Film & TV

Shrek Forever After

Rating:  G

Running Time: 94 minutes

Release Date: 17 June 2010200px-Shrek_forever_after_ver8

Check cinema guide for session times and location

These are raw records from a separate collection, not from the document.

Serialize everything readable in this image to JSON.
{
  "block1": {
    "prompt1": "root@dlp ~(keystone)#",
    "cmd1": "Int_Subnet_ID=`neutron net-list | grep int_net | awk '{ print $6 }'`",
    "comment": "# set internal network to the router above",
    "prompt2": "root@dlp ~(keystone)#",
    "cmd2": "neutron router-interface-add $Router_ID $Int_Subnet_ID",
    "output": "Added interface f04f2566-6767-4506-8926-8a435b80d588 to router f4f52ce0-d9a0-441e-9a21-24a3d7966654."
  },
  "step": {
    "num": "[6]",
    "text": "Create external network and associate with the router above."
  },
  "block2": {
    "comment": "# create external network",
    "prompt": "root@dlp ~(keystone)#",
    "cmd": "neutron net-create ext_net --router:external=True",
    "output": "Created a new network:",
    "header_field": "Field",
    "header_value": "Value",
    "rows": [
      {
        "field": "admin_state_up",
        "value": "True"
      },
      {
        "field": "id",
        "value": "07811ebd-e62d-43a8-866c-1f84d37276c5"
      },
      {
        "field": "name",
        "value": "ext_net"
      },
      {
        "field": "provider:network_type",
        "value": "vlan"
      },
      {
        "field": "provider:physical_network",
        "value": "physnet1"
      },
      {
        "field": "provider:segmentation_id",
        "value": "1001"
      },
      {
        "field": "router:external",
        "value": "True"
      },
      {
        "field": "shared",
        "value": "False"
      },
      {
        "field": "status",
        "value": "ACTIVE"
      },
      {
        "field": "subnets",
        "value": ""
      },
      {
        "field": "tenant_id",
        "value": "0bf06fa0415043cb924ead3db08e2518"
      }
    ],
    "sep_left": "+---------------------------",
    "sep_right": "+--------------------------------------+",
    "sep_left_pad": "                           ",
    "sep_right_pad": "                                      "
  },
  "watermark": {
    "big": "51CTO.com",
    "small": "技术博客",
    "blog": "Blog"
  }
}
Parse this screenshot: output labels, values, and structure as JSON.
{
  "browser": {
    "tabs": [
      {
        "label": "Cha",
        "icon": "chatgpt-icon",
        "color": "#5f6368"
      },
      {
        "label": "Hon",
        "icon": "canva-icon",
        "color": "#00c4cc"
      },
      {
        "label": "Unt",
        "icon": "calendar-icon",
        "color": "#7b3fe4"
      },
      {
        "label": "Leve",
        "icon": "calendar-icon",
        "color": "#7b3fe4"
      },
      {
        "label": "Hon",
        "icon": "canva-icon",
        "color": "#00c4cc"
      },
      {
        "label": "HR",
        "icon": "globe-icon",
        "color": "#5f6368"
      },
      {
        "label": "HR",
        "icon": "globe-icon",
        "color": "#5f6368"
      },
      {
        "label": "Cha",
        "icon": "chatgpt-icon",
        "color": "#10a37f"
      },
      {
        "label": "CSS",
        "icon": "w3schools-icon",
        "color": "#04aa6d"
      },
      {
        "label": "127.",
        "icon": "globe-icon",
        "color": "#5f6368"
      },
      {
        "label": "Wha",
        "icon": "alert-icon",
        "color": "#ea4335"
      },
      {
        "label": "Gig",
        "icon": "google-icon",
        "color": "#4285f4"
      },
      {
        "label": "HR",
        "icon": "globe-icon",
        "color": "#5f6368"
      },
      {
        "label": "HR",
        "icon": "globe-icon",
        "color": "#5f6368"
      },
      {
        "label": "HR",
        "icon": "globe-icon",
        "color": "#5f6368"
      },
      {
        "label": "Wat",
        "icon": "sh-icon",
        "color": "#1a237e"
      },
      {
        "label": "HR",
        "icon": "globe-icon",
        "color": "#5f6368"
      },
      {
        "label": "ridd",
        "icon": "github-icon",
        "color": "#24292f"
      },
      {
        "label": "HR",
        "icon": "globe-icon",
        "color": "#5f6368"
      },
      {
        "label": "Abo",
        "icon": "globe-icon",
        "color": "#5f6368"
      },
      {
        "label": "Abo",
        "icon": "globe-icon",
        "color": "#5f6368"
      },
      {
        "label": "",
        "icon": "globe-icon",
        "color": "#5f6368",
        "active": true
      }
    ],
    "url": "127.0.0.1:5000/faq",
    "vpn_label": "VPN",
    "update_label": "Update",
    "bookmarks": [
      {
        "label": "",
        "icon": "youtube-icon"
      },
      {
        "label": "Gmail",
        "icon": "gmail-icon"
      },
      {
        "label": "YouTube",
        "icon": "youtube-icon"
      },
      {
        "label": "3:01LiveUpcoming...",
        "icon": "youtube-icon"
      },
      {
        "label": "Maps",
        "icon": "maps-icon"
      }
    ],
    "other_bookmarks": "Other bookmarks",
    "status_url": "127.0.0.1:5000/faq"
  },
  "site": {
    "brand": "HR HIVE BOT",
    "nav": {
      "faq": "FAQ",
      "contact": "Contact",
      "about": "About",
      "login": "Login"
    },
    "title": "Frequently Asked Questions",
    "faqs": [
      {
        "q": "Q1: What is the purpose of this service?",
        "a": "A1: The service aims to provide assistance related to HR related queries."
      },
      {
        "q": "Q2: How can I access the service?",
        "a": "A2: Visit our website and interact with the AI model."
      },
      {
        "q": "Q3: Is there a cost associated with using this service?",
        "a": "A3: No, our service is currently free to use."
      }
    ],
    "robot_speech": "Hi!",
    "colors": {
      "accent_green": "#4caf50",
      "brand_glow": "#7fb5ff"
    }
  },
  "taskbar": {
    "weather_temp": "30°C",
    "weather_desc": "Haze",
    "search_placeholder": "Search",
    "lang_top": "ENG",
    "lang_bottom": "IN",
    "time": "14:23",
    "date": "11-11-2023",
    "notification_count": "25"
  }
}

The fourth and final chapter in the animated Shrek series (the planned 5th one has been canned by Dreamworks) is about to hit Australian screens.  This time it is offered in 3D which is the flavour of 2010 and all the regular cast reprise their voiceovers.  The story ties back into the first film, just before Shrek (Mike Myers) saves Princess Fiona (Cameron Diaz) from her curse, her parents King Harold (John Cleese) and Queen Lillian (Julie Andrews) are about to do deal with the devilish Rumplestiltskin.  In order for Rumplestiltskin (Walt Dohrn) to break the curse they must sign a contract ordaining him as the new king of Far Far Away. Much to his dismay Shrek comes to the rescue before the contract is sealed. Fast forward to present day, Shrek is suffering from celebrity fatigue and the overwhelming demands of family life which leads to a mid life Ogre crisis. Rumplestiltskin upon hearing his longing to become a real ogre even just for a day hatches a cunning plot and so the adventure begins with Shrek’s offsiders Donkey (Eddie Murphy) and Puss in Boots (Antonio Banderas) coming to their friend’s aid.

 

I watched this film with some trepidation as surely there would be no storyline worth exploring or new material and gags left to exploit by the fourth instalment but I was pleasantly surprised.  The plot structure was solid and though not entirely unfamiliar it works as a fitting ending to the Shrek juggernaut.  The use of 3D technology in this animated format is not over the top but brings another visual dimension particularly in scenes of witches flying on broomsticks, reminiscent of Harry Potter films.   It actually pays homage to a few films borrowing from Groundhog Day, ET, It’s a Wonderful Life  action flicks in general. Another scene where an overexerted Donkey is breathing heavily was magically brought to realism. Interspersed with a few good laughs it keeps rolling on to through the 94 minutes just short enough for most kids attention span. As with the other films the characters of Murphy and Banderas provide most of the interest and laughs. Both kids and adults will enjoy underscored with some solid family themes. 

3/5 stars

[adrotate banner="159"]
To Top